“Again this quarter and compared to one year ago, Farm Bureau volunteer shoppers found that the foods that declined the most in average retail price are among the least-processed items in our marketbasket,” Farm Bureau economist Stefphanie Gambrell said in a release from the organization.

That’s a highly suspicious statement, although not hard to believe. Given that fewer parties are involved in the production, distribution, and sales of less-processed foods, and given the increase in fuel prices and production costs, it makes sense that the least processed foods cost less. What the Farm Bureau doesn’t comment on is from which foods farmers’ profits derive. The AFBF also notes that the decline in farmers’ earnings really began in the mid-1970s, a time when fuel costs began to rise dramatically. Even more notable is the increase in Americans’ appetites for heavily processed convenience foods, a trend that returns few earnings to the people who produce the raw ingredients and more and more to those who take the food farther and farther from its origins.

Fast Food Taxes Gaining in Popularity

January 6, 2010

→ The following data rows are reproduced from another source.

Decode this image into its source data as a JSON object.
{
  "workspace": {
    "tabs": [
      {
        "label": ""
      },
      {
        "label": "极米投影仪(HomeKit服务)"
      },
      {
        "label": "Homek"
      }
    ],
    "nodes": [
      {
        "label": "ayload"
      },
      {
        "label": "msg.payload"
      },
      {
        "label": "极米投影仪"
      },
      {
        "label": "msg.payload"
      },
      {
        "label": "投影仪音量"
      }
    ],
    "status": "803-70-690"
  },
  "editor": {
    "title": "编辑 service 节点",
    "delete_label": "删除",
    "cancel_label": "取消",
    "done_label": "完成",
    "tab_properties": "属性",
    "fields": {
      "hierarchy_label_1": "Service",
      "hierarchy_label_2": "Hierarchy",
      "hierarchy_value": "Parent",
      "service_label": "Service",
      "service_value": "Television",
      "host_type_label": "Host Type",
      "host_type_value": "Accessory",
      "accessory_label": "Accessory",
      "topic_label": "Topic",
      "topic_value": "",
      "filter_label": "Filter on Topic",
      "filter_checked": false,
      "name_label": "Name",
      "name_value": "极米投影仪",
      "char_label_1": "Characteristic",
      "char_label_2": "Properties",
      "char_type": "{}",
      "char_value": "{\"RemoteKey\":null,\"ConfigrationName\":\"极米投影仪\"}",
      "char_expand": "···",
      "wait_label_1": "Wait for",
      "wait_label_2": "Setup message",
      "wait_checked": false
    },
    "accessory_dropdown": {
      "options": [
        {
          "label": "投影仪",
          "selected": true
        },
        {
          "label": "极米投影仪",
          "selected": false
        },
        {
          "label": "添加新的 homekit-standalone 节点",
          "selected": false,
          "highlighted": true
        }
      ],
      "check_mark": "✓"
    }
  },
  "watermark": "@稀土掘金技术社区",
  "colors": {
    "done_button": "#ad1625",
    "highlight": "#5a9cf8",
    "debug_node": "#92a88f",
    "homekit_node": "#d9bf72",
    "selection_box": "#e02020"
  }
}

Legislators see it as a potential revenue stream while advocates for healthier diets see it as a way to curb the public’s consumption of junk food. We’re talking, of course, about taxing fast food and junk food. Taiwan has begun investigating whether it will pursue just such a policy. Now, Romania is looking at doing the same thing. Pentru sanatatea dumneavoastra!

School Lunches Under Increasing Scrutiny

January 6, 2010

When the food kids find at fast food joints turns out to be safer and – arguably – healthier than the stuff they’re served in school cafeterias, there’s a problem.

Photo: Jared Richardson, Stock.xchng

A good chili-cheese dog is a noble thing; it may not be the best option for school lunches, however.

School lunches have been coming under increasing scrutiny the past couple of years; momentum for change is coming even faster. While parents put more pressure on school officials to change their menus to healthier options, those officials are forced to contend with shrinking budgets that prevent them from offering the better foods parents for which parents are clamoring.

With only about a dollar budgeted per student, food choices are limited. Many schools don’t even bother to prepare lunches anymore, preferring the cheaper alternative of contracting out their lunch programs to companies whose primary concern is how to make a buck rather than providing healthy meals. Of course, not only parents are raising their voices: students are getting involved, too.